Every entry must be repeated exactly. Exclude all pictures.

**Items from a data source:**
_ _ _ _ _
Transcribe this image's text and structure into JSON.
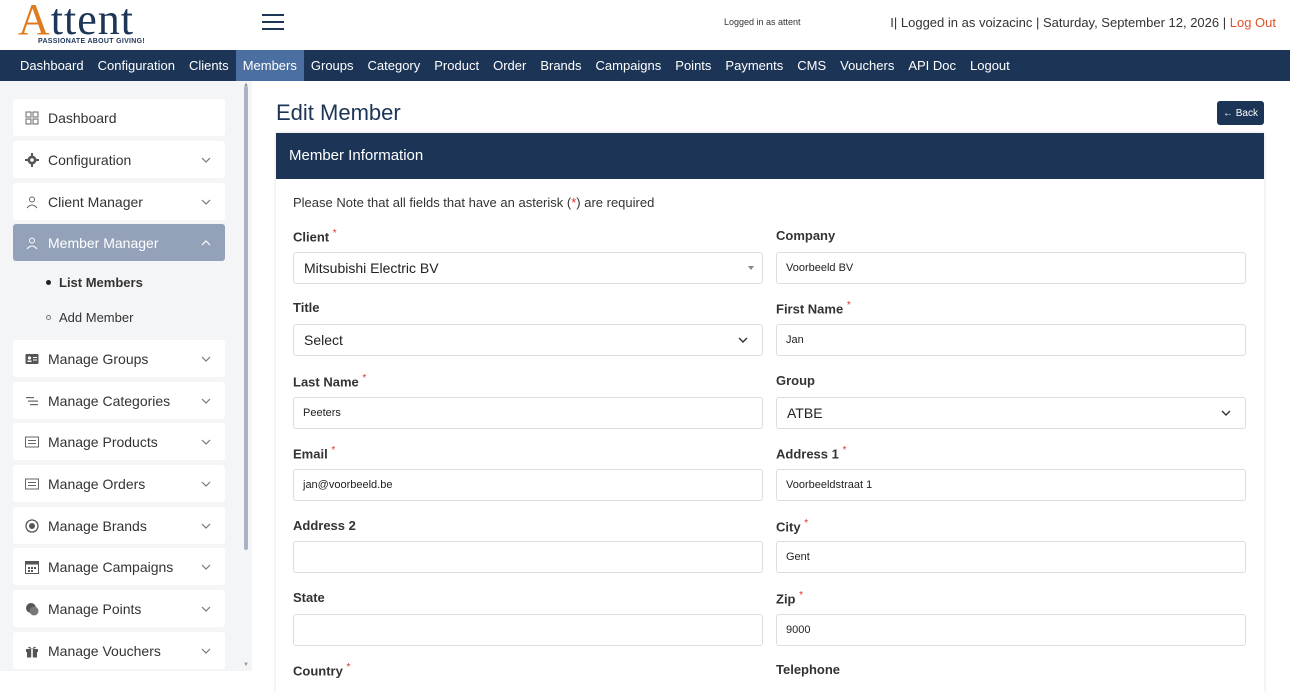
{
  "header": {
    "logo_text": "Attent",
    "logo_tagline": "PASSIONATE ABOUT GIVING!",
    "logged_in_small": "Logged in as attent",
    "logged_in_as": "I| Logged in as voizacinc | Saturday, September 12, 2026 |",
    "logout_link": "Log Out"
  },
  "topnav": [
    "Dashboard",
    "Configuration",
    "Clients",
    "Members",
    "Groups",
    "Category",
    "Product",
    "Order",
    "Brands",
    "Campaigns",
    "Points",
    "Payments",
    "CMS",
    "Vouchers",
    "API Doc",
    "Logout"
  ],
  "sidebar": {
    "items": [
      {
        "label": "Dashboard",
        "icon": "dashboard-icon"
      },
      {
        "label": "Configuration",
        "icon": "gear-icon"
      },
      {
        "label": "Client Manager",
        "icon": "user-icon"
      },
      {
        "label": "Member Manager",
        "icon": "user-icon"
      },
      {
        "label": "Manage Groups",
        "icon": "id-card-icon"
      },
      {
        "label": "Manage Categories",
        "icon": "list-icon"
      },
      {
        "label": "Manage Products",
        "icon": "list-box-icon"
      },
      {
        "label": "Manage Orders",
        "icon": "list-box-icon"
      },
      {
        "label": "Manage Brands",
        "icon": "target-icon"
      },
      {
        "label": "Manage Campaigns",
        "icon": "calendar-icon"
      },
      {
        "label": "Manage Points",
        "icon": "coins-icon"
      },
      {
        "label": "Manage Vouchers",
        "icon": "gift-icon"
      }
    ],
    "sub_items": [
      "List Members",
      "Add Member"
    ]
  },
  "main": {
    "title": "Edit Member",
    "back_label": "Back",
    "card_title": "Member Information",
    "note_prefix": "Please Note that all fields that have an asterisk (",
    "note_star": "*",
    "note_suffix": ") are required"
  },
  "form": {
    "client": {
      "label": "Client",
      "value": "Mitsubishi Electric BV"
    },
    "company": {
      "label": "Company",
      "value": "Voorbeeld BV"
    },
    "title": {
      "label": "Title",
      "value": "Select"
    },
    "first_name": {
      "label": "First Name",
      "value": "Jan"
    },
    "last_name": {
      "label": "Last Name",
      "value": "Peeters"
    },
    "group": {
      "label": "Group",
      "value": "ATBE"
    },
    "email": {
      "label": "Email",
      "value": "jan@voorbeeld.be"
    },
    "address1": {
      "label": "Address 1",
      "value": "Voorbeeldstraat 1"
    },
    "address2": {
      "label": "Address 2",
      "value": ""
    },
    "city": {
      "label": "City",
      "value": "Gent"
    },
    "state": {
      "label": "State",
      "value": ""
    },
    "zip": {
      "label": "Zip",
      "value": "9000"
    },
    "country": {
      "label": "Country"
    },
    "telephone": {
      "label": "Telephone"
    }
  },
  "colors": {
    "nav_bg": "#1c3557",
    "nav_active": "#4a6fa0",
    "accent_orange": "#e07a1f",
    "required_red": "#d9332b"
  }
}
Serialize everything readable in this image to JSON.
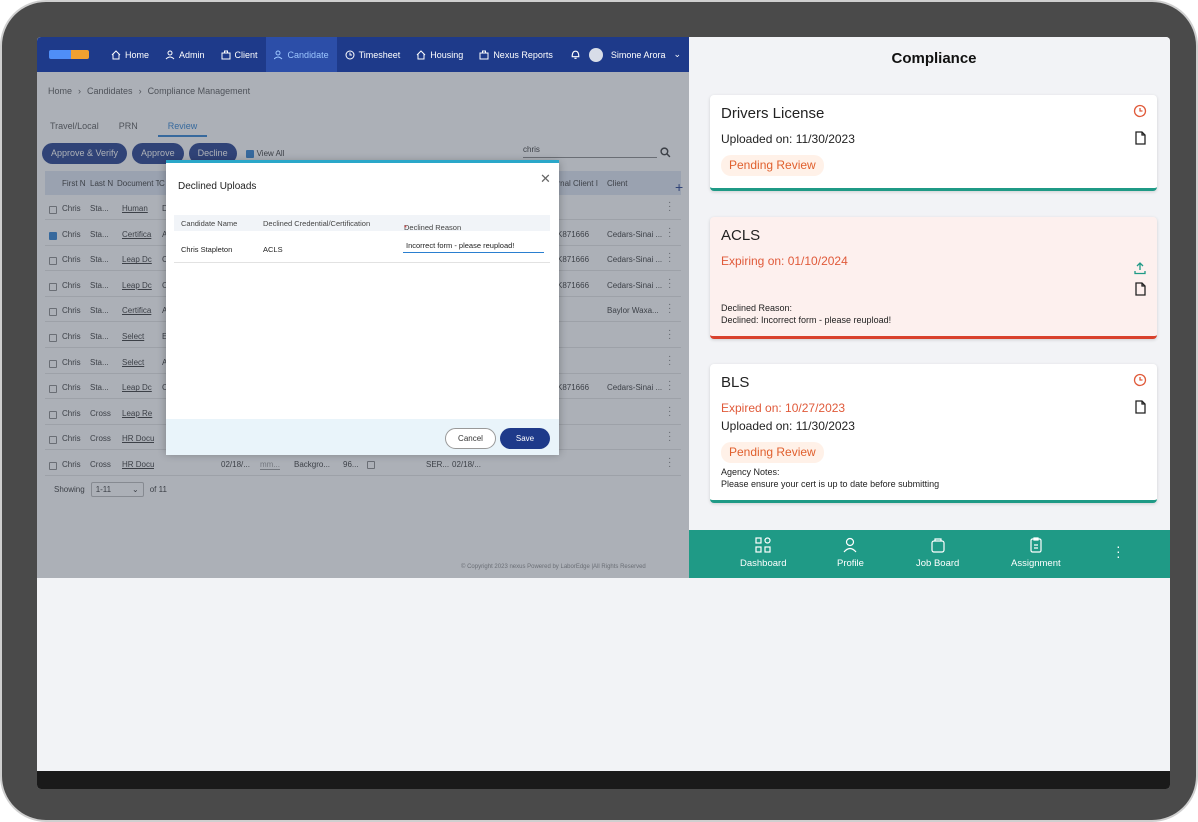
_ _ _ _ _
**OUTPUT OF THE TASK:**
Transcribe this image's text and structure into JSON.
{
  "header": {
    "logo_text": "Attent",
    "logo_tagline": "PASSIONATE ABOUT GIVING!",
    "logged_in_small": "Logged in as attent",
    "logged_in_as": "I| Logged in as voizacinc | Saturday, September 12, 2026 |",
    "logout_link": "Log Out"
  },
  "topnav": [
    "Dashboard",
    "Configuration",
    "Clients",
    "Members",
    "Groups",
    "Category",
    "Product",
    "Order",
    "Brands",
    "Campaigns",
    "Points",
    "Payments",
    "CMS",
    "Vouchers",
    "API Doc",
    "Logout"
  ],
  "sidebar": {
    "items": [
      {
        "label": "Dashboard",
        "icon": "dashboard-icon"
      },
      {
        "label": "Configuration",
        "icon": "gear-icon"
      },
      {
        "label": "Client Manager",
        "icon": "user-icon"
      },
      {
        "label": "Member Manager",
        "icon": "user-icon"
      },
      {
        "label": "Manage Groups",
        "icon": "id-card-icon"
      },
      {
        "label": "Manage Categories",
        "icon": "list-icon"
      },
      {
        "label": "Manage Products",
        "icon": "list-box-icon"
      },
      {
        "label": "Manage Orders",
        "icon": "list-box-icon"
      },
      {
        "label": "Manage Brands",
        "icon": "target-icon"
      },
      {
        "label": "Manage Campaigns",
        "icon": "calendar-icon"
      },
      {
        "label": "Manage Points",
        "icon": "coins-icon"
      },
      {
        "label": "Manage Vouchers",
        "icon": "gift-icon"
      }
    ],
    "sub_items": [
      "List Members",
      "Add Member"
    ]
  },
  "main": {
    "title": "Edit Member",
    "back_label": "Back",
    "card_title": "Member Information",
    "note_prefix": "Please Note that all fields that have an asterisk (",
    "note_star": "*",
    "note_suffix": ") are required"
  },
  "form": {
    "client": {
      "label": "Client",
      "value": "Mitsubishi Electric BV"
    },
    "company": {
      "label": "Company",
      "value": "Voorbeeld BV"
    },
    "title": {
      "label": "Title",
      "value": "Select"
    },
    "first_name": {
      "label": "First Name",
      "value": "Jan"
    },
    "last_name": {
      "label": "Last Name",
      "value": "Peeters"
    },
    "group": {
      "label": "Group",
      "value": "ATBE"
    },
    "email": {
      "label": "Email",
      "value": "jan@voorbeeld.be"
    },
    "address1": {
      "label": "Address 1",
      "value": "Voorbeeldstraat 1"
    },
    "address2": {
      "label": "Address 2",
      "value": ""
    },
    "city": {
      "label": "City",
      "value": "Gent"
    },
    "state": {
      "label": "State",
      "value": ""
    },
    "zip": {
      "label": "Zip",
      "value": "9000"
    },
    "country": {
      "label": "Country"
    },
    "telephone": {
      "label": "Telephone"
    }
  },
  "colors": {
    "nav_bg": "#1c3557",
    "nav_active": "#4a6fa0",
    "accent_orange": "#e07a1f",
    "required_red": "#d9332b"
  }
}
Serialize everything readable in this image to JSON.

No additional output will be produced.